Chicago citation style:

Field, Stephen J, Joseph P Bradley, Noah Haynes Swayne, and Daniel Murray Pamphlet Collection. The fourteenth amendment to the Constitution considered: the right to pursue any lawful trade or avocation, without other restraint than such as equally affects all persons, is one of the privileges of citizens of the United States which can-not be abridged by state legislation: dissenting opinions of Mr. Justice Field, Mr. Justice Bradley, and Mr. Justice Swayne, of U.S. Supreme Court, in the New Orleans slaughter-house cases. [Washington, D.C.?: Chas. W. Gordon, Printer, 1873] Pdf. https://www.loc.gov/item/91898523/.

APA citation style:

Field, S. J., Bradley, J. P., Swayne, N. H. & Daniel Murray Pamphlet Collection. (1873) The fourteenth amendment to the Constitution considered: the right to pursue any lawful trade or avocation, without other restraint than such as equally affects all persons, is one of the privileges of citizens of the United States which can-not be abridged by state legislation: dissenting opinions of Mr. Justice Field, Mr. Justice Bradley, and Mr. Justice Swayne, of U.S. Supreme Court, in the New Orleans slaughter-house cases. [Washington, D.C.?: Chas.

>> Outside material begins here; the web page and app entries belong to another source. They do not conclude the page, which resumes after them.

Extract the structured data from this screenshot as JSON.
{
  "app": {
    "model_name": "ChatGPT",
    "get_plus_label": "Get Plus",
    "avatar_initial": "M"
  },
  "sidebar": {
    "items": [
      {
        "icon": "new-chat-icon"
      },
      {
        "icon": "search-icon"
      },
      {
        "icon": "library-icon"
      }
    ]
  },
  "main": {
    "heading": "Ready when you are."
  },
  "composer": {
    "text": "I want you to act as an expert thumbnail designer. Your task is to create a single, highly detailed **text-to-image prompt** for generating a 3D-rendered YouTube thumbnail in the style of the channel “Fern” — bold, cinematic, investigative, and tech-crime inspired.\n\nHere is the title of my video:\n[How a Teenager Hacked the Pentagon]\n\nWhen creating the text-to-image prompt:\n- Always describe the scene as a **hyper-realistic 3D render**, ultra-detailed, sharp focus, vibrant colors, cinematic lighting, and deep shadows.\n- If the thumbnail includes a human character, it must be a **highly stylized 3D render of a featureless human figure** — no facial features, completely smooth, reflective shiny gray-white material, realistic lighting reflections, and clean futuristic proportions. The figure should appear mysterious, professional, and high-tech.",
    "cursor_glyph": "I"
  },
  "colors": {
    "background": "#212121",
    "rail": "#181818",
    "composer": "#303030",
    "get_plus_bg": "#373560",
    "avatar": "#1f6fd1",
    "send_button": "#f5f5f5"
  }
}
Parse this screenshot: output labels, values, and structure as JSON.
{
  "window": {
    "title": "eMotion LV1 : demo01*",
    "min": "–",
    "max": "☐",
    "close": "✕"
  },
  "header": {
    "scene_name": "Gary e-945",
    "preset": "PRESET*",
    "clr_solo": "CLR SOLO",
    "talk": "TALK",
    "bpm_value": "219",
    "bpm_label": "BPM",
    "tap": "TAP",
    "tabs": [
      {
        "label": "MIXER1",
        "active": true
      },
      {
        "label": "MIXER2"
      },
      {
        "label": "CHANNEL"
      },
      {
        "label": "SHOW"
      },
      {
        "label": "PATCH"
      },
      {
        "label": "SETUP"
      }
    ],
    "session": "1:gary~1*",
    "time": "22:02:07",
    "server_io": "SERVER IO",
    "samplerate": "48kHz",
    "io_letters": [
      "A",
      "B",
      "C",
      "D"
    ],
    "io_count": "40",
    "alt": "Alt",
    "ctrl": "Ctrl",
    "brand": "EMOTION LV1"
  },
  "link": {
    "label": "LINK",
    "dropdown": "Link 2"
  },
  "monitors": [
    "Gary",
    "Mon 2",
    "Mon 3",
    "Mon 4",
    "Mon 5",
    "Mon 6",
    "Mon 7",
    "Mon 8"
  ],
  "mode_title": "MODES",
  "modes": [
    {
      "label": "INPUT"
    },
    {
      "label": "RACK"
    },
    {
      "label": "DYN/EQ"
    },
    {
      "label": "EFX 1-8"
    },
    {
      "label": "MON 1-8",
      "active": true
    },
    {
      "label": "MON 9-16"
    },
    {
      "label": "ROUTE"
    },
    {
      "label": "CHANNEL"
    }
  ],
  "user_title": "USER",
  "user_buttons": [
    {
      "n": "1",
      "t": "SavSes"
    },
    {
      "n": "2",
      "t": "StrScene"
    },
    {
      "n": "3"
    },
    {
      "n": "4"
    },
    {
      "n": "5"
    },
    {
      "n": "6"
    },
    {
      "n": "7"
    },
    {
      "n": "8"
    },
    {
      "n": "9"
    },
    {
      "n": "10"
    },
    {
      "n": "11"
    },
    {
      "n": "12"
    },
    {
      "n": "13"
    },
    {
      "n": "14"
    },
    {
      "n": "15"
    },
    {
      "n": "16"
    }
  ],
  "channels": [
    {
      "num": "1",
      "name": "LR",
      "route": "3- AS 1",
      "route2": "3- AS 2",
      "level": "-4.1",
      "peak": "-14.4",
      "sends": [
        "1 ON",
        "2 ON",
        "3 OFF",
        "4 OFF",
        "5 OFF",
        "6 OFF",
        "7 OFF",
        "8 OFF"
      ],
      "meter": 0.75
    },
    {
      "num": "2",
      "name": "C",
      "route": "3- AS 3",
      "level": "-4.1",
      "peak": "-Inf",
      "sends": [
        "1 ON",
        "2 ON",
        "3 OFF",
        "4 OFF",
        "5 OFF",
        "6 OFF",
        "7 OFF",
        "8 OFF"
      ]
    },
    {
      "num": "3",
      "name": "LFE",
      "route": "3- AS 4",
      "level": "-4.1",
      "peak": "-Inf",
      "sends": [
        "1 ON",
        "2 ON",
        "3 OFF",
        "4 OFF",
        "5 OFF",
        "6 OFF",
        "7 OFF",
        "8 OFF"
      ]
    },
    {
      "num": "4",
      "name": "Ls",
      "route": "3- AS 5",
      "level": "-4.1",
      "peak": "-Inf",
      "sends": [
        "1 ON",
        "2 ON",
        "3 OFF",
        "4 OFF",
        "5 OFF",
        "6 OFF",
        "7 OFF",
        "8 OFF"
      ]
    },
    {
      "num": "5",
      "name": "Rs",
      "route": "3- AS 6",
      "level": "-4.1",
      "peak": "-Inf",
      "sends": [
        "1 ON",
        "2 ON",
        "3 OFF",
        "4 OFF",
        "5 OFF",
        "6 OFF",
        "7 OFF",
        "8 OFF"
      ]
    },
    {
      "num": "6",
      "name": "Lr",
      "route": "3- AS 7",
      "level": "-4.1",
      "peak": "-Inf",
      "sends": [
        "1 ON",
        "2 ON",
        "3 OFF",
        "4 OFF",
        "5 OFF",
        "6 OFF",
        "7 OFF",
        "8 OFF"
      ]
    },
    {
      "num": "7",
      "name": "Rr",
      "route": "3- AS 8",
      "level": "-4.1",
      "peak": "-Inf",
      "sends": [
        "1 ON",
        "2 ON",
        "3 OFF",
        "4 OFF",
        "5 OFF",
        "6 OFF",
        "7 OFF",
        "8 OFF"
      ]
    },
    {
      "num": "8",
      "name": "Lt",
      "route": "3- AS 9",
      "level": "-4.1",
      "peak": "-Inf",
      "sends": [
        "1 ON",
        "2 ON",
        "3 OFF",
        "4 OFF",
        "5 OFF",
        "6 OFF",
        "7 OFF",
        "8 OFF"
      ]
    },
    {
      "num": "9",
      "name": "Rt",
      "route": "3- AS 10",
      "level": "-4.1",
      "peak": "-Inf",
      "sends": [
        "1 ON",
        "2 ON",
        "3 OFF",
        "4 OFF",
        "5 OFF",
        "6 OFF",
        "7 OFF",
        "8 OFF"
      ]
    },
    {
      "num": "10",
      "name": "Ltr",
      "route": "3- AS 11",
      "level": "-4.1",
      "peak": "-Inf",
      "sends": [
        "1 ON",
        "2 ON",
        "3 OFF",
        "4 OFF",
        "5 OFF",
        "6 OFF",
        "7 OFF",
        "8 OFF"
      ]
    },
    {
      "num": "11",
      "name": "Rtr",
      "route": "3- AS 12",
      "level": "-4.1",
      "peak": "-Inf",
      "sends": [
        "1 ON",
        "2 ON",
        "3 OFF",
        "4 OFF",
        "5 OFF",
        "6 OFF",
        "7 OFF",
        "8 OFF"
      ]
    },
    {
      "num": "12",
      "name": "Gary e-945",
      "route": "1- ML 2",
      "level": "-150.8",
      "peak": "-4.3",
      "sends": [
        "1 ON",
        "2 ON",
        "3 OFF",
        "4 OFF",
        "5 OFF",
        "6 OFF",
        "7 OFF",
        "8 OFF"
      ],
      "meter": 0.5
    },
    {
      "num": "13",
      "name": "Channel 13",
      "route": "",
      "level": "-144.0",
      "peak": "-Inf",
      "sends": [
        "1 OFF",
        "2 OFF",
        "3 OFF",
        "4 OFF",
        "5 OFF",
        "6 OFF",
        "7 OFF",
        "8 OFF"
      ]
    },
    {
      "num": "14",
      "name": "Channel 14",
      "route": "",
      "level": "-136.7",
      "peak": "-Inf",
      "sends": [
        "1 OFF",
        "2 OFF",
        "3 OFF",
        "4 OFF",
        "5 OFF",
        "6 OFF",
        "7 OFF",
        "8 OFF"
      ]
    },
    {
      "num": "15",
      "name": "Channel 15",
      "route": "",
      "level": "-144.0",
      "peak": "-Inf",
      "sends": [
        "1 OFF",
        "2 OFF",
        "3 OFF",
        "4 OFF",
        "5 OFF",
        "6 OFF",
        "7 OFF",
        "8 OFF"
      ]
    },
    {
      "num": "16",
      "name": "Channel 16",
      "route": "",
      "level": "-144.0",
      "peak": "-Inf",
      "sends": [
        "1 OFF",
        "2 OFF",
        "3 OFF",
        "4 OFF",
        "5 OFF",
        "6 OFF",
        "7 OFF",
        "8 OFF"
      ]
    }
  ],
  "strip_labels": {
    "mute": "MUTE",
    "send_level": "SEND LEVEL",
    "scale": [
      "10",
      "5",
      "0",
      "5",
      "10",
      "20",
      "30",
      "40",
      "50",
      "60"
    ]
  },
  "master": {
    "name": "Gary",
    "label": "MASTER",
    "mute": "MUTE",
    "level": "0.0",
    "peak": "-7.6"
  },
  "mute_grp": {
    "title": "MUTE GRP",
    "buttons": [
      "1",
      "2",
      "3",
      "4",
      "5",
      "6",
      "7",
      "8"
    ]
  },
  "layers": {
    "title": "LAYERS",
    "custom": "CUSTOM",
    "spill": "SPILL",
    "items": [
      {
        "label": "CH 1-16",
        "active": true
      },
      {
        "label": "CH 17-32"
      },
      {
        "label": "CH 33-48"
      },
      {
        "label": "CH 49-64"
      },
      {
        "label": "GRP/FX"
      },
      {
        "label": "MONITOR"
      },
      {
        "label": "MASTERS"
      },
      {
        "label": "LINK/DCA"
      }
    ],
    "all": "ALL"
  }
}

W. Gordon, Printer] [Pdf] Retrieved from the Library of Congress, https://www.loc.gov/item/91898523/.

MLA citation style:

Field, Stephen J, et al. The fourteenth amendment to the Constitution considered: the right to pursue any lawful trade or avocation, without other restraint than such as equally affects all persons, is one of the privileges of citizens of the United States which can-not be abridged by state legislation: dissenting opinions of Mr. Justice Field, Mr. Justice Bradley, and Mr. Justice Swayne, of U.S. Supreme Court, in the New Orleans slaughter-house cases. [Washington, D.C.?: Chas. W. Gordon, Printer, 1873] Pdf. Retrieved from the Library of Congress, <www.loc.gov/item/91898523/>.